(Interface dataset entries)
───

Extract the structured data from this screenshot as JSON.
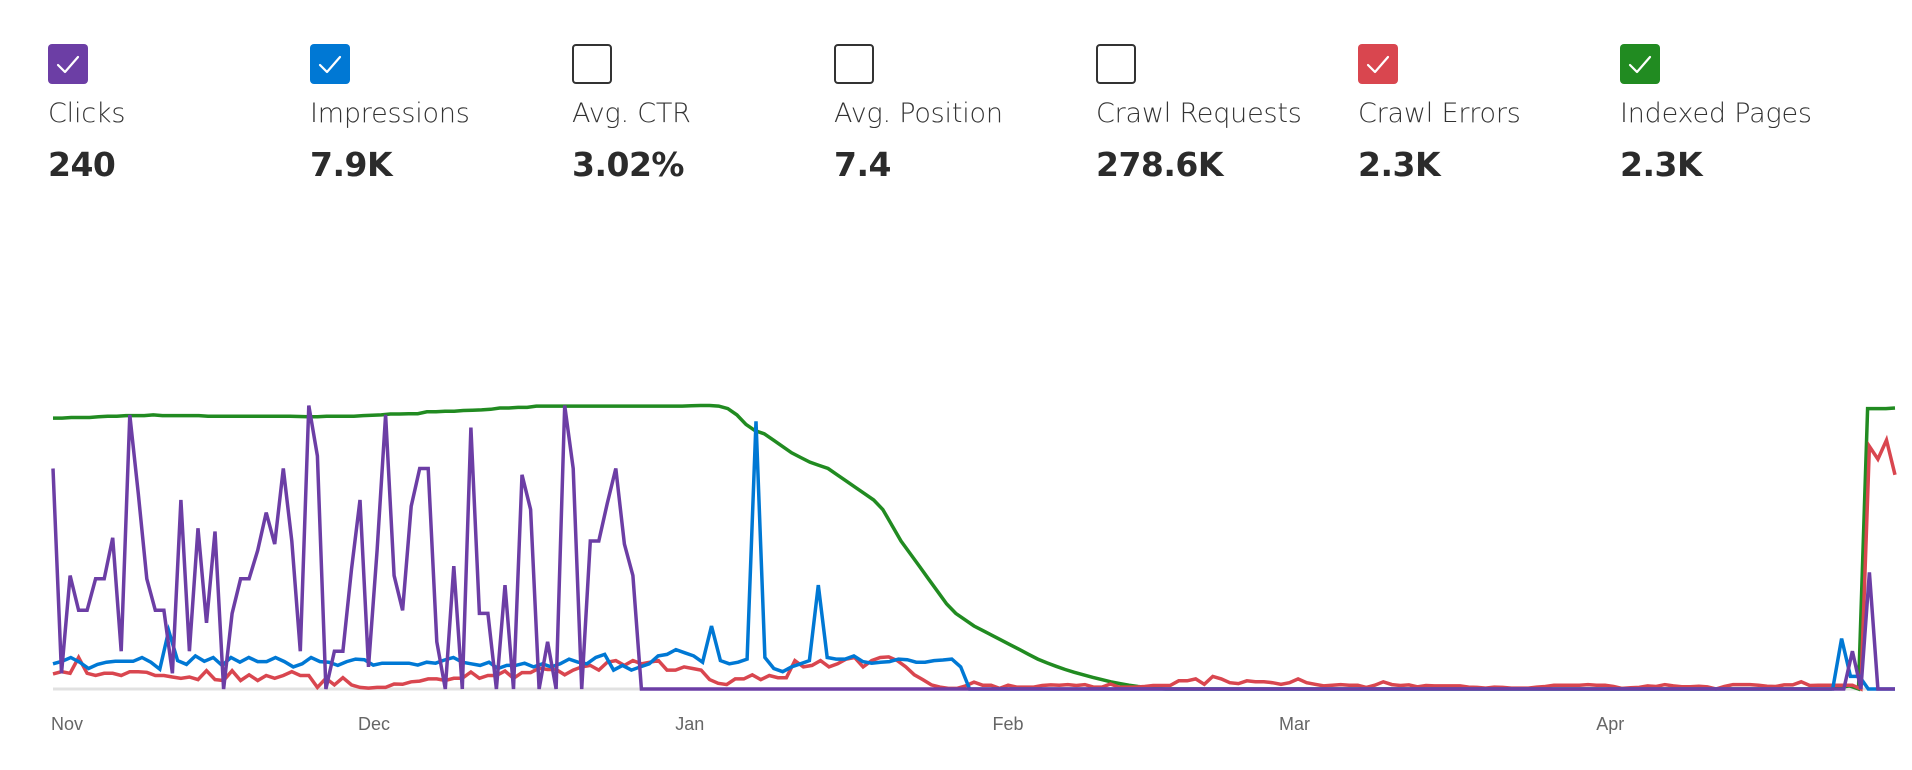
{
  "metrics": [
    {
      "id": "clicks",
      "label": "Clicks",
      "value": "240",
      "checked": true,
      "color": "#6c3ea5"
    },
    {
      "id": "impressions",
      "label": "Impressions",
      "value": "7.9K",
      "checked": true,
      "color": "#0078d4"
    },
    {
      "id": "avg-ctr",
      "label": "Avg. CTR",
      "value": "3.02%",
      "checked": false,
      "color": "#333333"
    },
    {
      "id": "avg-position",
      "label": "Avg. Position",
      "value": "7.4",
      "checked": false,
      "color": "#333333"
    },
    {
      "id": "crawl-requests",
      "label": "Crawl Requests",
      "value": "278.6K",
      "checked": false,
      "color": "#333333"
    },
    {
      "id": "crawl-errors",
      "label": "Crawl Errors",
      "value": "2.3K",
      "checked": true,
      "color": "#d9464f"
    },
    {
      "id": "indexed-pages",
      "label": "Indexed Pages",
      "value": "2.3K",
      "checked": true,
      "color": "#218b21"
    }
  ],
  "chart_data": {
    "type": "line",
    "title": "",
    "xlabel": "",
    "ylabel": "",
    "x_ticks": [
      "Nov",
      "Dec",
      "Jan",
      "Feb",
      "Mar",
      "Apr"
    ],
    "x_tick_positions_days": [
      0,
      30,
      61,
      92,
      120,
      151
    ],
    "x_range_days": [
      0,
      180
    ],
    "y_units": "percent of each series' own max (independent normalized axes)",
    "ylim": [
      0,
      100
    ],
    "grid": false,
    "legend": "top (metric checkboxes)",
    "series": [
      {
        "name": "Indexed Pages",
        "color": "#218b21",
        "values": [
          86,
          86,
          86.2,
          86.2,
          86.2,
          86.4,
          86.6,
          86.6,
          86.8,
          86.8,
          86.8,
          87,
          86.8,
          86.8,
          86.8,
          86.8,
          86.8,
          86.6,
          86.6,
          86.6,
          86.6,
          86.6,
          86.6,
          86.6,
          86.6,
          86.6,
          86.6,
          86.5,
          86.4,
          86.4,
          86.6,
          86.6,
          86.6,
          86.6,
          86.8,
          86.9,
          87,
          87.3,
          87.3,
          87.4,
          87.4,
          88,
          88,
          88.2,
          88.2,
          88.4,
          88.5,
          88.6,
          88.8,
          89.2,
          89.2,
          89.4,
          89.4,
          89.8,
          89.8,
          89.8,
          89.8,
          89.8,
          89.8,
          89.8,
          89.8,
          89.8,
          89.8,
          89.8,
          89.8,
          89.8,
          89.8,
          89.8,
          89.8,
          89.8,
          89.9,
          90,
          90,
          89.8,
          89,
          87,
          84,
          82,
          81,
          79,
          77,
          75,
          73.5,
          72,
          71,
          70,
          68,
          66,
          64,
          62,
          60,
          57,
          52,
          47,
          43,
          39,
          35,
          31,
          27,
          24,
          22,
          20,
          18.5,
          17,
          15.5,
          14,
          12.5,
          11,
          9.5,
          8.3,
          7.2,
          6.2,
          5.3,
          4.5,
          3.7,
          3,
          2.3,
          1.7,
          1.2,
          0.8,
          0.5,
          0.2,
          0,
          0,
          0,
          0,
          0,
          0,
          0,
          0,
          0,
          0,
          0,
          0,
          0,
          0,
          0,
          0,
          0,
          0,
          0,
          0,
          0,
          0,
          0,
          0,
          0,
          0,
          0,
          0,
          0,
          0,
          0,
          0,
          0,
          0,
          0,
          0,
          0,
          0,
          0,
          0,
          0,
          0,
          0,
          0,
          0,
          0,
          0,
          0,
          0,
          0,
          0,
          0,
          0,
          0,
          0,
          0,
          0,
          0,
          0,
          0,
          0,
          0,
          0,
          0,
          0,
          0,
          0,
          0,
          0,
          0,
          0,
          0,
          0,
          0,
          0.5,
          1,
          0,
          89,
          89,
          89,
          89.2
        ]
      },
      {
        "name": "Crawl Errors",
        "color": "#d9464f",
        "values": [
          4.8,
          5.5,
          5,
          10,
          5,
          4.3,
          5,
          5,
          4.3,
          5.5,
          5.5,
          5.3,
          4.3,
          4.3,
          3.8,
          3.4,
          3.8,
          3,
          5.8,
          3,
          2.7,
          5.8,
          2.7,
          4.5,
          2.7,
          4.3,
          3.4,
          4.3,
          5.5,
          4.3,
          4.3,
          0.5,
          3.4,
          1.3,
          3.6,
          1.3,
          0.5,
          0.3,
          0.5,
          0.5,
          1.6,
          1.5,
          2.3,
          2.5,
          3.2,
          3.2,
          2.7,
          3.4,
          3.4,
          5.4,
          3.4,
          4.3,
          4.3,
          5.7,
          3.4,
          5.2,
          5.2,
          6.6,
          6.2,
          6.2,
          4.5,
          6,
          7,
          7.5,
          6,
          8.5,
          9,
          7.5,
          9,
          8,
          8.5,
          9,
          6,
          6,
          7,
          6.5,
          6,
          3,
          1.8,
          1.4,
          3.2,
          3.2,
          4.5,
          3,
          4.3,
          3.6,
          3.6,
          9,
          7,
          7.5,
          9,
          7,
          8,
          9.5,
          10,
          7,
          9,
          10,
          10.2,
          9,
          7,
          4.5,
          3,
          1.3,
          0.6,
          0.2,
          0.2,
          1,
          2.2,
          1.2,
          1.2,
          0.2,
          1.2,
          0.6,
          0.6,
          0.6,
          1.1,
          1.3,
          1.2,
          1.4,
          1.1,
          1.4,
          0.6,
          0.6,
          1.6,
          0.6,
          0.6,
          0.6,
          0.8,
          1.1,
          1.1,
          1.1,
          2.6,
          2.6,
          3.2,
          1.5,
          4,
          3.2,
          2,
          1.7,
          2.6,
          2.3,
          2.3,
          2,
          1.5,
          2,
          3.2,
          2,
          1.5,
          1,
          1.2,
          1.4,
          1.2,
          1.2,
          0.5,
          1.2,
          2.3,
          1.4,
          1.1,
          1.3,
          0.7,
          1.1,
          1,
          1,
          1,
          1,
          0.6,
          0.5,
          0.3,
          0.6,
          0.5,
          0.3,
          0.3,
          0.3,
          0.6,
          0.8,
          1.2,
          1.2,
          1.2,
          1.2,
          1.4,
          1.2,
          1.2,
          0.8,
          0.2,
          0.4,
          0.5,
          1,
          0.8,
          1.4,
          1,
          0.7,
          0.7,
          0.9,
          0.7,
          0,
          0.8,
          1.4,
          1.4,
          1.4,
          1.2,
          0.9,
          0.8,
          1.3,
          1.3,
          2.3,
          1.1,
          1.2,
          1.2,
          1.2,
          1.2,
          1.2,
          0,
          77,
          73,
          79,
          68
        ]
      },
      {
        "name": "Impressions",
        "color": "#0078d4",
        "values": [
          8,
          8.8,
          10,
          8.5,
          6.5,
          7.8,
          8.5,
          8.8,
          8.8,
          8.8,
          10,
          8.5,
          6.3,
          18.5,
          9,
          7.8,
          10.5,
          8.8,
          10,
          7.5,
          10,
          8.5,
          10,
          8.7,
          8.7,
          10,
          8.7,
          7,
          8,
          10,
          8.7,
          8.5,
          7.5,
          8.7,
          9.5,
          9.3,
          7.6,
          8.2,
          8.2,
          8.2,
          8.2,
          7.6,
          8.5,
          8.2,
          9.2,
          10,
          8.5,
          8,
          7.5,
          8.5,
          6.5,
          7.5,
          7.5,
          8.2,
          7,
          8,
          7,
          8,
          9.5,
          8.5,
          8,
          10,
          11,
          6,
          7.5,
          6,
          7,
          8,
          10.5,
          11,
          12.5,
          11.5,
          10.5,
          8.5,
          20,
          9,
          8,
          8.5,
          9.5,
          85,
          10,
          6.5,
          5.5,
          7,
          8,
          9,
          33,
          10,
          9.5,
          9.5,
          10.5,
          8.7,
          8.2,
          8.5,
          8.7,
          9.5,
          9.3,
          8.5,
          8.5,
          9,
          9.2,
          9.5,
          7,
          0,
          0,
          0,
          0,
          0,
          0,
          0,
          0,
          0,
          0,
          0,
          0,
          0,
          0,
          0,
          0,
          0,
          0,
          0,
          0,
          0,
          0,
          0,
          0,
          0,
          0,
          0,
          0,
          0,
          0,
          0,
          0,
          0,
          0,
          0,
          0,
          0,
          0,
          0,
          0,
          0,
          0,
          0,
          0,
          0,
          0,
          0,
          0,
          0,
          0,
          0,
          0,
          0,
          0,
          0,
          0,
          0,
          0,
          0,
          0,
          0,
          0,
          0,
          0,
          0,
          0,
          0,
          0,
          0,
          0,
          0,
          0,
          0,
          0,
          0,
          0,
          0,
          0,
          0,
          0,
          0,
          0,
          0,
          0,
          0,
          0,
          0,
          0,
          0,
          0,
          0,
          0,
          0,
          0,
          0,
          0,
          0,
          0,
          16,
          4,
          4,
          0,
          0,
          0,
          0
        ]
      },
      {
        "name": "Clicks",
        "color": "#6c3ea5",
        "values": [
          70,
          5,
          36,
          25,
          25,
          35,
          35,
          48,
          12,
          87,
          62,
          35,
          25,
          25,
          5,
          60,
          12,
          51,
          21,
          50,
          0,
          24,
          35,
          35,
          44,
          56,
          46,
          70,
          47,
          12,
          90,
          74,
          0,
          12,
          12,
          38,
          60,
          7,
          44,
          87,
          36,
          25,
          58,
          70,
          70,
          15,
          0,
          39,
          0,
          83,
          24,
          24,
          0,
          33,
          0,
          68,
          57,
          0,
          15,
          0,
          90,
          70,
          0,
          47,
          47,
          59,
          70,
          46,
          36,
          0,
          0,
          0,
          0,
          0,
          0,
          0,
          0,
          0,
          0,
          0,
          0,
          0,
          0,
          0,
          0,
          0,
          0,
          0,
          0,
          0,
          0,
          0,
          0,
          0,
          0,
          0,
          0,
          0,
          0,
          0,
          0,
          0,
          0,
          0,
          0,
          0,
          0,
          0,
          0,
          0,
          0,
          0,
          0,
          0,
          0,
          0,
          0,
          0,
          0,
          0,
          0,
          0,
          0,
          0,
          0,
          0,
          0,
          0,
          0,
          0,
          0,
          0,
          0,
          0,
          0,
          0,
          0,
          0,
          0,
          0,
          0,
          0,
          0,
          0,
          0,
          0,
          0,
          0,
          0,
          0,
          0,
          0,
          0,
          0,
          0,
          0,
          0,
          0,
          0,
          0,
          0,
          0,
          0,
          0,
          0,
          0,
          0,
          0,
          0,
          0,
          0,
          0,
          0,
          0,
          0,
          0,
          0,
          0,
          0,
          0,
          0,
          0,
          0,
          0,
          0,
          0,
          0,
          0,
          0,
          0,
          0,
          0,
          0,
          0,
          0,
          0,
          0,
          0,
          0,
          0,
          0,
          0,
          0,
          0,
          0,
          0,
          0,
          0,
          0,
          0,
          0,
          12,
          0,
          37,
          0,
          0,
          0
        ]
      }
    ]
  }
}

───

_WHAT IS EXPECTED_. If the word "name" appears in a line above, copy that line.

_EXERCISE SOLUTION_.
        "name": "Indexed Pages",
        "name": "Crawl Errors",
        "name": "Impressions",
        "name": "Clicks",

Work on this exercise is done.